Most of what we are doing can be achieved at some level using Excel Analytics Data Pack. In fact, I would say Excel is the most powerful tool out there.

Recommendation Engines
  • Collaborative Filtering
  • Content-based Filtering
  • Hybrid

Once you are clear with the concepts start implementing using Apache Mahout

Communication Protocols
  • JSON, AVRO, Protocol Buffer, and Thrift: If you are from application development – you would have used JSON extensively. It is time to understand the other ones as well. I keep arguing this with my friend Sendhil (IMO, AVRO seems to be the way to go – where things are evolving and need for self-documentation – Cowboys Friendly).
Time Series
  • Modelling
  • Databases (OpenTSDB)
  • Forecasting
  • Trend Analysis
Modern day HOLAP Engines
  • Apache Kylin (My favourite at this point)
Data Visualization Self-Service is the Mantra here. Read this article: Data Scientists Should be Good Storytellers

Most of the people in an organization cannot understand the outcome of analytics, however they do need the proof of analysis and data. Data storytellers incorporate data and analytics in a compelling way as their stories involve real people and organizations” via https://dzone.com/articles/data-scientists-should-be-good-storytellers

  • How to represent data (Graphs/Charts)?
  • Excel Power Pivot/ Power BI (Polybase)
  • Lumira
  • D3.js
Deep Learning Though it may or may not be important at this point, try to understand what is deep learning. Read this : Deep Learning in a Nutshell: Core Concepts via http://devblogs.nvidia.com/parallelforall/deep-learning-nutshell-core-concepts/
Data Lake One of my favorite topic and something I learnt after burning my hands is with data lake

  • Understand what Data Lakes mean? Why do you need one? How to build a data lake on your own?
  • Extract Load and Transform (ELT)
  • ELT vs ETL

Read this: https://azure.microsoft.com/en-in/solutions/data-lake/

Language Though there is a bunch of things to do with Python, R, Java etc. My choice is Scala (I love the way the language allows you to express. Wish someone can afford me as a developer again J)

If you have a good grasp on above, then it is time for you to figure our when to use what (Creating Solutions).

 “If all you have is a hammer, everything looks like a nail”

Read this:  The Ethics of Wielding an Analytical Hammer via http://sloanreview.mit.edu/article/the-ethics-of-wielding-an-analytical-hammer/

Data is having an impact on business models and profitability. It’s hard to find a non-trivial application that doesn’t use data in a significant manner ~ Ben Lorica, O’Reilly Media

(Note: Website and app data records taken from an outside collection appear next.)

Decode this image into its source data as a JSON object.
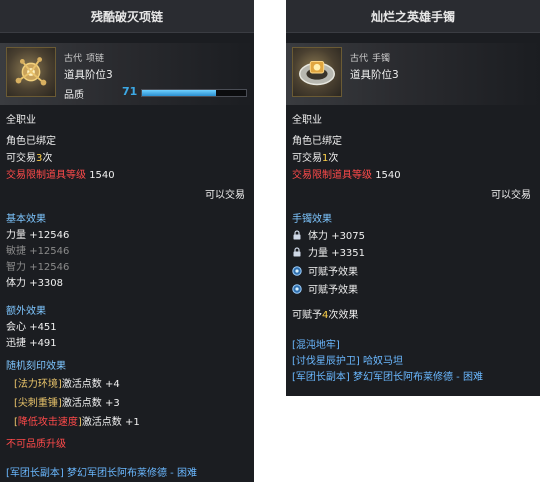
{
  "left": {
    "title": "残酷破灭项链",
    "grade": "古代",
    "type": "项链",
    "tier": "道具阶位3",
    "quality_label": "品质",
    "quality_value": "71",
    "quality_fraction": 0.71,
    "class": "全职业",
    "bound": "角色已绑定",
    "trade_prefix": "可交易",
    "trade_count": "3",
    "trade_suffix": "次",
    "trade_limit_label": "交易限制道具等级",
    "trade_limit_value": "1540",
    "tradable": "可以交易",
    "basic_title": "基本效果",
    "basic_stats": [
      {
        "name": "力量",
        "value": "+12546"
      },
      {
        "name": "敏捷",
        "value": "+12546"
      },
      {
        "name": "智力",
        "value": "+12546"
      },
      {
        "name": "体力",
        "value": "+3308"
      }
    ],
    "extra_title": "额外效果",
    "extra_stats": [
      {
        "name": "会心",
        "value": "+451"
      },
      {
        "name": "迅捷",
        "value": "+491"
      }
    ],
    "engrave_title": "随机刻印效果",
    "engravings": [
      {
        "name": "法力环境",
        "points_label": "激活点数",
        "points": "+4"
      },
      {
        "name": "尖刺重锤",
        "points_label": "激活点数",
        "points": "+3"
      },
      {
        "name": "降低攻击速度",
        "points_label": "激活点数",
        "points": "+1"
      }
    ],
    "no_upgrade": "不可品质升级",
    "source_tag": "[军团长副本]",
    "source_text": "梦幻军团长阿布莱修德 - 困难"
  },
  "right": {
    "title": "灿烂之英雄手镯",
    "grade": "古代",
    "type": "手镯",
    "tier": "道具阶位3",
    "class": "全职业",
    "bound": "角色已绑定",
    "trade_prefix": "可交易",
    "trade_count": "1",
    "trade_suffix": "次",
    "trade_limit_label": "交易限制道具等级",
    "trade_limit_value": "1540",
    "tradable": "可以交易",
    "bracelet_title": "手镯效果",
    "locked_stats": [
      {
        "name": "体力",
        "value": "+3075"
      },
      {
        "name": "力量",
        "value": "+3351"
      }
    ],
    "grantable": [
      "可赋予效果",
      "可赋予效果"
    ],
    "grant_prefix": "可赋予",
    "grant_count": "4",
    "grant_suffix": "次效果",
    "sources": [
      "[混沌地牢]",
      "[讨伐星辰护卫] 哈奴马坦",
      "[军团长副本] 梦幻军团长阿布莱修德 - 困难"
    ]
  }
}
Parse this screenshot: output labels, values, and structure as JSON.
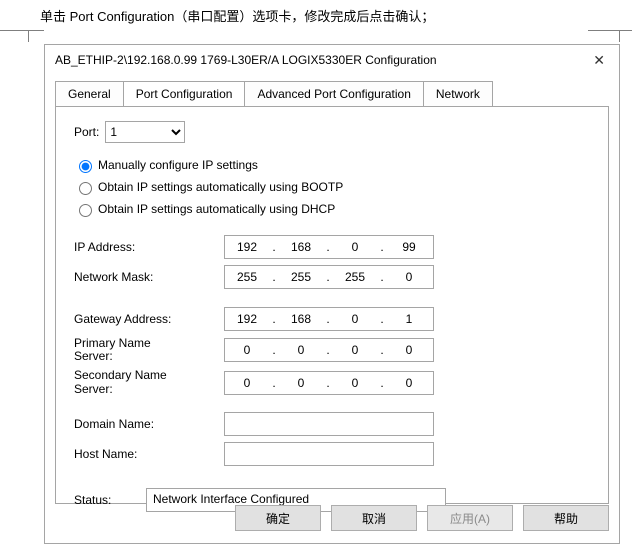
{
  "instruction": "单击 Port Configuration（串口配置）选项卡，修改完成后点击确认；",
  "window": {
    "title": "AB_ETHIP-2\\192.168.0.99 1769-L30ER/A LOGIX5330ER Configuration"
  },
  "tabs": {
    "general": "General",
    "portconfig": "Port Configuration",
    "advanced": "Advanced Port Configuration",
    "network": "Network"
  },
  "portfield": {
    "label": "Port:",
    "value": "1"
  },
  "radios": {
    "manual": "Manually configure IP settings",
    "bootp": "Obtain IP settings automatically using BOOTP",
    "dhcp": "Obtain IP settings automatically using DHCP"
  },
  "labels": {
    "ip": "IP Address:",
    "mask": "Network Mask:",
    "gateway": "Gateway Address:",
    "dns1a": "Primary Name",
    "dns1b": "Server:",
    "dns2a": "Secondary Name",
    "dns2b": "Server:",
    "domain": "Domain Name:",
    "host": "Host Name:",
    "status": "Status:"
  },
  "ip": {
    "o1": "192",
    "o2": "168",
    "o3": "0",
    "o4": "99"
  },
  "mask": {
    "o1": "255",
    "o2": "255",
    "o3": "255",
    "o4": "0"
  },
  "gateway": {
    "o1": "192",
    "o2": "168",
    "o3": "0",
    "o4": "1"
  },
  "dns1": {
    "o1": "0",
    "o2": "0",
    "o3": "0",
    "o4": "0"
  },
  "dns2": {
    "o1": "0",
    "o2": "0",
    "o3": "0",
    "o4": "0"
  },
  "domain": {
    "value": ""
  },
  "host": {
    "value": ""
  },
  "status": {
    "value": "Network Interface Configured"
  },
  "buttons": {
    "ok": "确定",
    "cancel": "取消",
    "apply": "应用(A)",
    "help": "帮助"
  }
}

Ok, this looks like a large list. Where do I start?

  1. Focus on the basics. Get a good overview of the ecosystem
  2. Decide your area of specialization.
  3. Focus on your specialization and build skills.
  4. Iterate and change course as required.
  • If you are more than 10 years of experience, understand the business situation and figure out when to use what. May be pick 1 or 2 items and start implementing in your environment.
  • If you are less than 10 years of experience, pick up a scenario and try to implement this and see if it makes any business sense.

What I have not covered in the list? I haven’t gone into the details of

  1. Hadoop Ecosystem and components (Pig/Hive etc.)
  2. Algorithms
    1. Nearest Neighbour
    2. K-Means Clustering
    3. Linear Regression
    4. Decision Trees etc.
  3. R in detail
  4. Infrastructure
    1. Env Setup
    2. Zookeeper, Yarn, Mesos
    3. Replication
  5. Vertical Industry Solutions
  6. Operational Systems (like Splunk)
  7. Data Governance

I keep hearing/seeing people who have never seen more than 1 GB of data saying that they do Big Data Analytics. Don’t learn or do something for the sake of doing it.

There is no short cut to a place worth going.

My favorite books on this topic.

If you want to know more about what I am learning, you can follow me in Twitter

Happy Learning!